__Aim of the exercise__
What you print should match the entries exactly, only without the pictures.

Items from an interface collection
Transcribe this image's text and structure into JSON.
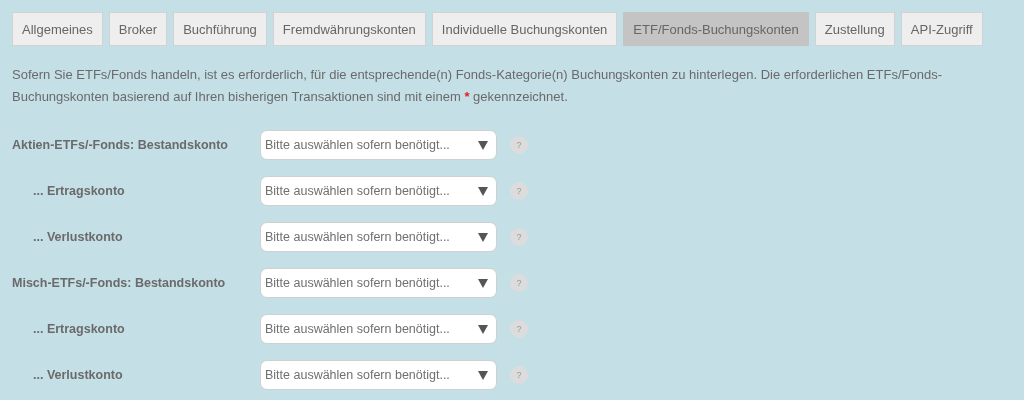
{
  "tabs": [
    {
      "label": "Allgemeines",
      "selected": false
    },
    {
      "label": "Broker",
      "selected": false
    },
    {
      "label": "Buchführung",
      "selected": false
    },
    {
      "label": "Fremdwährungskonten",
      "selected": false
    },
    {
      "label": "Individuelle Buchungskonten",
      "selected": false
    },
    {
      "label": "ETF/Fonds-Buchungskonten",
      "selected": true
    },
    {
      "label": "Zustellung",
      "selected": false
    },
    {
      "label": "API-Zugriff",
      "selected": false
    }
  ],
  "description": {
    "before": "Sofern Sie ETFs/Fonds handeln, ist es erforderlich, für die entsprechende(n) Fonds-Kategorie(n) Buchungskonten zu hinterlegen. Die erforderlichen ETFs/Fonds-Buchungskonten basierend auf Ihren bisherigen Transaktionen sind mit einem",
    "marker": "*",
    "after": "gekennzeichnet."
  },
  "fields": [
    {
      "label": "Aktien-ETFs/-Fonds: Bestandskonto",
      "kind": "main",
      "placeholder": "Bitte auswählen sofern benötigt...",
      "help": "?"
    },
    {
      "label": "... Ertragskonto",
      "kind": "sub",
      "placeholder": "Bitte auswählen sofern benötigt...",
      "help": "?"
    },
    {
      "label": "... Verlustkonto",
      "kind": "sub",
      "placeholder": "Bitte auswählen sofern benötigt...",
      "help": "?"
    },
    {
      "label": "Misch-ETFs/-Fonds: Bestandskonto",
      "kind": "main",
      "placeholder": "Bitte auswählen sofern benötigt...",
      "help": "?"
    },
    {
      "label": "... Ertragskonto",
      "kind": "sub",
      "placeholder": "Bitte auswählen sofern benötigt...",
      "help": "?"
    },
    {
      "label": "... Verlustkonto",
      "kind": "sub",
      "placeholder": "Bitte auswählen sofern benötigt...",
      "help": "?"
    }
  ]
}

__Task answer__
Transcribe this image's text and structure into JSON.
{
  "tabs": [
    {
      "label": "Allgemeines",
      "selected": false
    },
    {
      "label": "Broker",
      "selected": false
    },
    {
      "label": "Buchführung",
      "selected": false
    },
    {
      "label": "Fremdwährungskonten",
      "selected": false
    },
    {
      "label": "Individuelle Buchungskonten",
      "selected": false
    },
    {
      "label": "ETF/Fonds-Buchungskonten",
      "selected": true
    },
    {
      "label": "Zustellung",
      "selected": false
    },
    {
      "label": "API-Zugriff",
      "selected": false
    }
  ],
  "description": {
    "before": "Sofern Sie ETFs/Fonds handeln, ist es erforderlich, für die entsprechende(n) Fonds-Kategorie(n) Buchungskonten zu hinterlegen. Die erforderlichen ETFs/Fonds-Buchungskonten basierend auf Ihren bisherigen Transaktionen sind mit einem",
    "marker": "*",
    "after": "gekennzeichnet."
  },
  "fields": [
    {
      "label": "Aktien-ETFs/-Fonds: Bestandskonto",
      "kind": "main",
      "placeholder": "Bitte auswählen sofern benötigt...",
      "help": "?"
    },
    {
      "label": "... Ertragskonto",
      "kind": "sub",
      "placeholder": "Bitte auswählen sofern benötigt...",
      "help": "?"
    },
    {
      "label": "... Verlustkonto",
      "kind": "sub",
      "placeholder": "Bitte auswählen sofern benötigt...",
      "help": "?"
    },
    {
      "label": "Misch-ETFs/-Fonds: Bestandskonto",
      "kind": "main",
      "placeholder": "Bitte auswählen sofern benötigt...",
      "help": "?"
    },
    {
      "label": "... Ertragskonto",
      "kind": "sub",
      "placeholder": "Bitte auswählen sofern benötigt...",
      "help": "?"
    },
    {
      "label": "... Verlustkonto",
      "kind": "sub",
      "placeholder": "Bitte auswählen sofern benötigt...",
      "help": "?"
    }
  ]
}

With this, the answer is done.